Friday, July 18, 2003

Right of return for ten million Germans
Shlomo Avineri in the Jerusalem Post:

The evening proceeded along the expected trajectory, until a Lebanese academic raised the issue of the right of Palestinian refugees to return to Israel.

The senior German minister listened attentively, and then said: "This is an issue with which we in Germany are familiar; may I ask my German colleagues in the audience to raise their hand if they, or their families, were refugees from Eastern Europe?"

There was a moment of silence - the issue is embarrassing in Germany, fraught with political and moral landmines. Slowly, hands were raised: by my count, more than half the Germans present (government officials, journalists, businessmen) raised a hand: they, or their families, had been Vertriebene, expelled from their ancestral homes in Poland, Czechoslovakia, Hungary and Yugoslavia after World War II.

It is estimated that up to 10 million were expelled; with their descendants today they make up almost double that number - almost one in four Germans.

Amid the hush the German senior minister continued: He himself was born in Eastern Europe and his family was expelled in the wake of the anti-German atmosphere after 1945. "But," he added, "neither I nor any of my colleagues claim the right to go back.

"It is precisely because of that that I can now visit my ancestral hometown and talk to the people who live in the house in which I was born - because they do not feel threatened, because they know I don't want to displace them or take their house."

Read on.

How very wise and sensitive of this senior German minister. We could further develop this, but I think it is an excellent example because it does not mention Jews and therefore is not emotionally loaded for the Arabs. Of course, the question to be asked is if the Arabs could give a damn about Israelis feeling threatened by their demands. If they don't, then, unlike the Germans with regard to Eastern Europe, they can't be very interested in making peace with Israel.
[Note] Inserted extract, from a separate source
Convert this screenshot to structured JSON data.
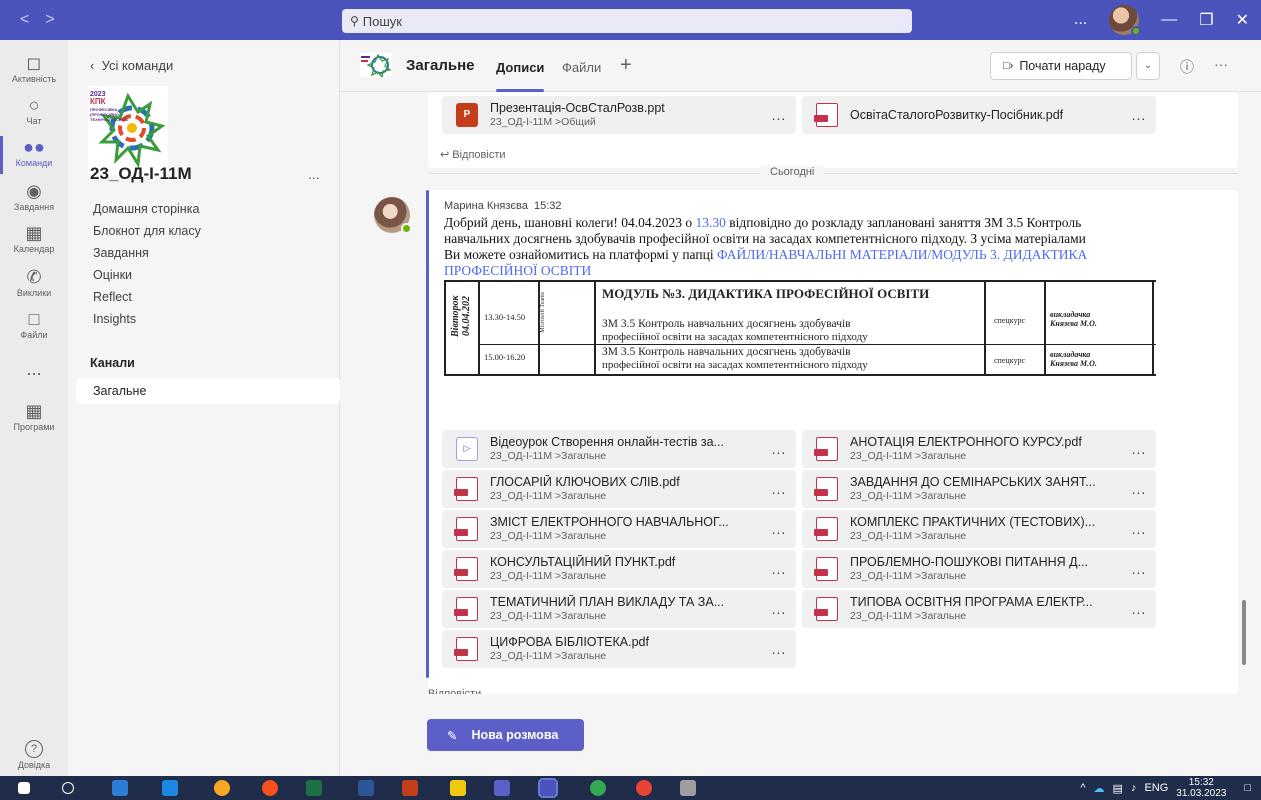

More: The Head Heeb discusses this. And Cookie, based on an unrelated article, thinks she deserves refugee status too.